April 3, 2012
Algorithm Paves Way For Future ‘Smart Sand’
Lee Rannals for Redorbit.com
Researchers from MIT have developed new algorithms that could enable "Smart Sand" to form into any shape.
As messages are passed back and forth to each of the grains, they selectively attach to each other to form an object, while the unused grains simply fall away.
Once the object has served its purposed, the smart sand grains would then detach from each other, falling back to its original state, ready to form another shape.
The researchers had to develop an algorithm that would offer every grain of sand the ability to store a digital map of the object to be assembled.
During a video demonstration of the algorithm in a two-dimensional format, the grains work by first passing a message to each other to determine which have missing neighbors, creating empty areas in the structure.

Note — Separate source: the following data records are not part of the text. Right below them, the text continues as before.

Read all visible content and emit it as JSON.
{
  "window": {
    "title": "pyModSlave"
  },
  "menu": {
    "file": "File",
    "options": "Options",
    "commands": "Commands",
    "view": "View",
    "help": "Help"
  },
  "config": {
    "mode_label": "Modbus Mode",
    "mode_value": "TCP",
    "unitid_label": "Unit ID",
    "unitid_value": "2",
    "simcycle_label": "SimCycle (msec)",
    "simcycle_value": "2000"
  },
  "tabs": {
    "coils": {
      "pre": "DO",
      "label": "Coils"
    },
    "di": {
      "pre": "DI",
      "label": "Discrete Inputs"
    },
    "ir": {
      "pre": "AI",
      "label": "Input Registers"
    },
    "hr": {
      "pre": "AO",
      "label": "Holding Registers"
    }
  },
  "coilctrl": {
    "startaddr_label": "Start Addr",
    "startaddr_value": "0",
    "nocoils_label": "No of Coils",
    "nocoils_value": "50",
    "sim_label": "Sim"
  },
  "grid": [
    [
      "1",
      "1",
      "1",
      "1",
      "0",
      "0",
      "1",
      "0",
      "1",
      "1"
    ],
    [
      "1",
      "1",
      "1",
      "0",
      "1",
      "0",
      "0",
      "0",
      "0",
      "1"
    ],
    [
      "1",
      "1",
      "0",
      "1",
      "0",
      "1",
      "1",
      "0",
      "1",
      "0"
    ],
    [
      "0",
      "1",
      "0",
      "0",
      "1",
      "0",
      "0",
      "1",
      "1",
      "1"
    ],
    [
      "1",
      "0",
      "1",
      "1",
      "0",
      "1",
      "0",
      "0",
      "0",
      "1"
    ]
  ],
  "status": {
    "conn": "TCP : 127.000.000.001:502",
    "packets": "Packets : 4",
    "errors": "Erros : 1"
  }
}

This empty area displays a shape, in which the grains can take notice of to pass the message along to other grains to form.
Once the shape is formed, the empty area is filled in, and the object being formed by the Smart Sand is left.
The researchers used cubes, or "smart pebbles", to test their algorithm on a simplified two-dimensional system.
Four faces of each cube have electropermanent magnets, which are materials used to magnetize or demagnetize a single electric pulse.
The magnets on these cubes can be turned on and off, and do not require a constant current to maintain their magnetism.
The pebbles use the magnets not only to connect to each other, but also to communicate and share power.
Each pebble has a microprocessor that is able to store 32 kilobytes of program code, and only has two kilobytes of working memory.
Kyle Gilpin, who worked on the project at MIT along with his professor Daniela Rus, told RedOrbit in an email that "while the Robot Pebbles aren't going to turn into Smart Sand overnight," it will eventually happen.
"It may be 10 years before we see modules capable of forming shapes whose resolution surpasses that of alternative fabrication methods, but we'll see incremental improvements along the way," Gilpin added.
"Consider how rapidly and dramatically computers have been miniaturized over the last 50 years. What used to occupy an entire room now fits on a small fraction of a fingernail. We'll see the same advances applied to programmable matter systems as well. "
He said the original inspiration for the concept of Smart Sand derived from the way a sculptor shapes their stone.
"Just like a sculptor removes material from a block of stone, we remove the extra Pebble modules from the system to reveal the shape underneath," he told RedOrbit. "In many ways, it´s much easier to remove material than it is to add it."
The researchers will be presenting a paper describing the algorithms of their findings at the IEEE International Conference on Robotics and Automation in May.
Image 2: To test their algorithm, the researchers designed and built a system of 'smart pebbles' – cubes about 10 millimeters to an edge, with processors and magnets built in. Photo: M. Scott Brauer